Records from a data collection
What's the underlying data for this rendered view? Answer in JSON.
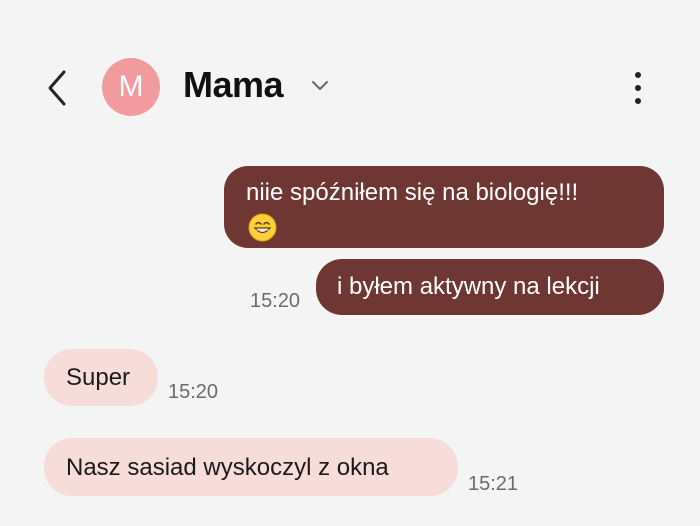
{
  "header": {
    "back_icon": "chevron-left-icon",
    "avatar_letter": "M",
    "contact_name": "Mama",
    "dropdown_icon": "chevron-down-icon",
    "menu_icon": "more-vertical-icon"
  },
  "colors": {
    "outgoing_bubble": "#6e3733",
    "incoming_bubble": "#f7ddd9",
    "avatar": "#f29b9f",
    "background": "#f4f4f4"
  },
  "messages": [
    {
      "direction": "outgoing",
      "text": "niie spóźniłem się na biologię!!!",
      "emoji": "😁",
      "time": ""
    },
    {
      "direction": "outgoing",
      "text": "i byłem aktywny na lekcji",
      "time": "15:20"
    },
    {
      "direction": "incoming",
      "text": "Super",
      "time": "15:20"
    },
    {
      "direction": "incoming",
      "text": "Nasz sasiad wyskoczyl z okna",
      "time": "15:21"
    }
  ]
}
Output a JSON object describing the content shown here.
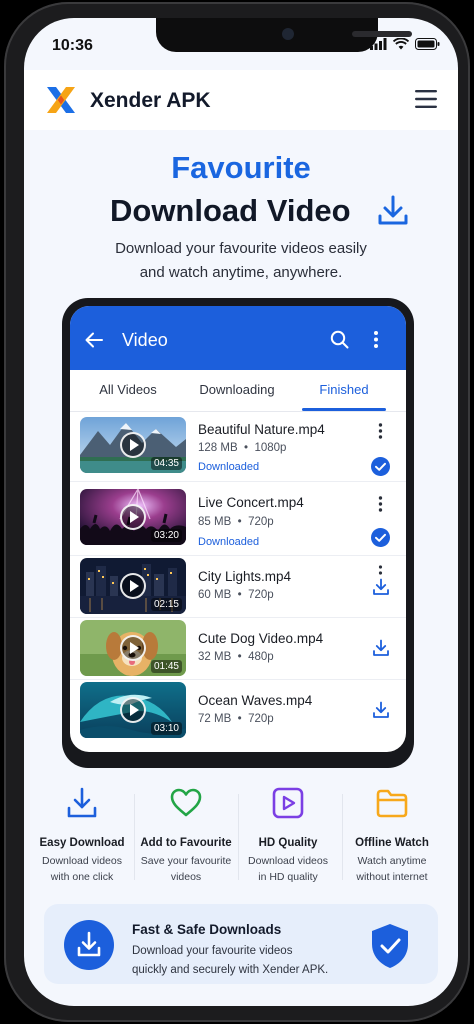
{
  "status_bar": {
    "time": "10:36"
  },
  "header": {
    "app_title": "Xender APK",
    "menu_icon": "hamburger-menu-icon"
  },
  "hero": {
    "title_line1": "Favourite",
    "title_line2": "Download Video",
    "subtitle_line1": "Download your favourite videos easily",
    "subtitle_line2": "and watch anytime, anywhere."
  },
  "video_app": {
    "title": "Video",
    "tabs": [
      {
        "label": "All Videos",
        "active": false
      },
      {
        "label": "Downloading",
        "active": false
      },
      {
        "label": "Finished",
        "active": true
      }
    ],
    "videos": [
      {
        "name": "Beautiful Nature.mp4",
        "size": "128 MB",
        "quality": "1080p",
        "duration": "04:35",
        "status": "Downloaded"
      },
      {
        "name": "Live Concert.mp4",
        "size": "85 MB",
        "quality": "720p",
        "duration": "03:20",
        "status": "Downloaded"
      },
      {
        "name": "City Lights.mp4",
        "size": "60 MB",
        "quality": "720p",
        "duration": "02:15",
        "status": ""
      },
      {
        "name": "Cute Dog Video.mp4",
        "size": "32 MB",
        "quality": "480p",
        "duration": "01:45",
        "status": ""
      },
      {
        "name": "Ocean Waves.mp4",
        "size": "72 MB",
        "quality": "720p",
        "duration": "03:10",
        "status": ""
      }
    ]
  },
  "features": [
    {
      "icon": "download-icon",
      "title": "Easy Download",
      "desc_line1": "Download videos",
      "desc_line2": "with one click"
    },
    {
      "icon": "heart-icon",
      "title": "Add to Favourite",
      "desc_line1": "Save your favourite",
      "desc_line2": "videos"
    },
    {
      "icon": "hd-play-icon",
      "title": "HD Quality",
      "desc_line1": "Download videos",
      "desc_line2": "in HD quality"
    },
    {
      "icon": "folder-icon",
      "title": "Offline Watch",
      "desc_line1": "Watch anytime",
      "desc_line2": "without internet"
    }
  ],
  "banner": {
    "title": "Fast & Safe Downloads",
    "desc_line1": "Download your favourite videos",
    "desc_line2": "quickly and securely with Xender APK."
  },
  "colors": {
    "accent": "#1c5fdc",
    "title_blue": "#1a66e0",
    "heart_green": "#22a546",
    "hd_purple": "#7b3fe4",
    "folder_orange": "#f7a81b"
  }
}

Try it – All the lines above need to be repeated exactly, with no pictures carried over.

Written reply –
What's the underlying data for this rendered view? Answer in JSON.
{
  "header": {
    "back_icon": "chevron-left-icon",
    "avatar_letter": "M",
    "contact_name": "Mama",
    "dropdown_icon": "chevron-down-icon",
    "menu_icon": "more-vertical-icon"
  },
  "colors": {
    "outgoing_bubble": "#6e3733",
    "incoming_bubble": "#f7ddd9",
    "avatar": "#f29b9f",
    "background": "#f4f4f4"
  },
  "messages": [
    {
      "direction": "outgoing",
      "text": "niie spóźniłem się na biologię!!!",
      "emoji": "😁",
      "time": ""
    },
    {
      "direction": "outgoing",
      "text": "i byłem aktywny na lekcji",
      "time": "15:20"
    },
    {
      "direction": "incoming",
      "text": "Super",
      "time": "15:20"
    },
    {
      "direction": "incoming",
      "text": "Nasz sasiad wyskoczyl z okna",
      "time": "15:21"
    }
  ]
}
Output a JSON object describing the content shown here.
{
  "status_bar": {
    "time": "10:36"
  },
  "header": {
    "app_title": "Xender APK",
    "menu_icon": "hamburger-menu-icon"
  },
  "hero": {
    "title_line1": "Favourite",
    "title_line2": "Download Video",
    "subtitle_line1": "Download your favourite videos easily",
    "subtitle_line2": "and watch anytime, anywhere."
  },
  "video_app": {
    "title": "Video",
    "tabs": [
      {
        "label": "All Videos",
        "active": false
      },
      {
        "label": "Downloading",
        "active": false
      },
      {
        "label": "Finished",
        "active": true
      }
    ],
    "videos": [
      {
        "name": "Beautiful Nature.mp4",
        "size": "128 MB",
        "quality": "1080p",
        "duration": "04:35",
        "status": "Downloaded"
      },
      {
        "name": "Live Concert.mp4",
        "size": "85 MB",
        "quality": "720p",
        "duration": "03:20",
        "status": "Downloaded"
      },
      {
        "name": "City Lights.mp4",
        "size": "60 MB",
        "quality": "720p",
        "duration": "02:15",
        "status": ""
      },
      {
        "name": "Cute Dog Video.mp4",
        "size": "32 MB",
        "quality": "480p",
        "duration": "01:45",
        "status": ""
      },
      {
        "name": "Ocean Waves.mp4",
        "size": "72 MB",
        "quality": "720p",
        "duration": "03:10",
        "status": ""
      }
    ]
  },
  "features": [
    {
      "icon": "download-icon",
      "title": "Easy Download",
      "desc_line1": "Download videos",
      "desc_line2": "with one click"
    },
    {
      "icon": "heart-icon",
      "title": "Add to Favourite",
      "desc_line1": "Save your favourite",
      "desc_line2": "videos"
    },
    {
      "icon": "hd-play-icon",
      "title": "HD Quality",
      "desc_line1": "Download videos",
      "desc_line2": "in HD quality"
    },
    {
      "icon": "folder-icon",
      "title": "Offline Watch",
      "desc_line1": "Watch anytime",
      "desc_line2": "without internet"
    }
  ],
  "banner": {
    "title": "Fast & Safe Downloads",
    "desc_line1": "Download your favourite videos",
    "desc_line2": "quickly and securely with Xender APK."
  },
  "colors": {
    "accent": "#1c5fdc",
    "title_blue": "#1a66e0",
    "heart_green": "#22a546",
    "hd_purple": "#7b3fe4",
    "folder_orange": "#f7a81b"
  }
}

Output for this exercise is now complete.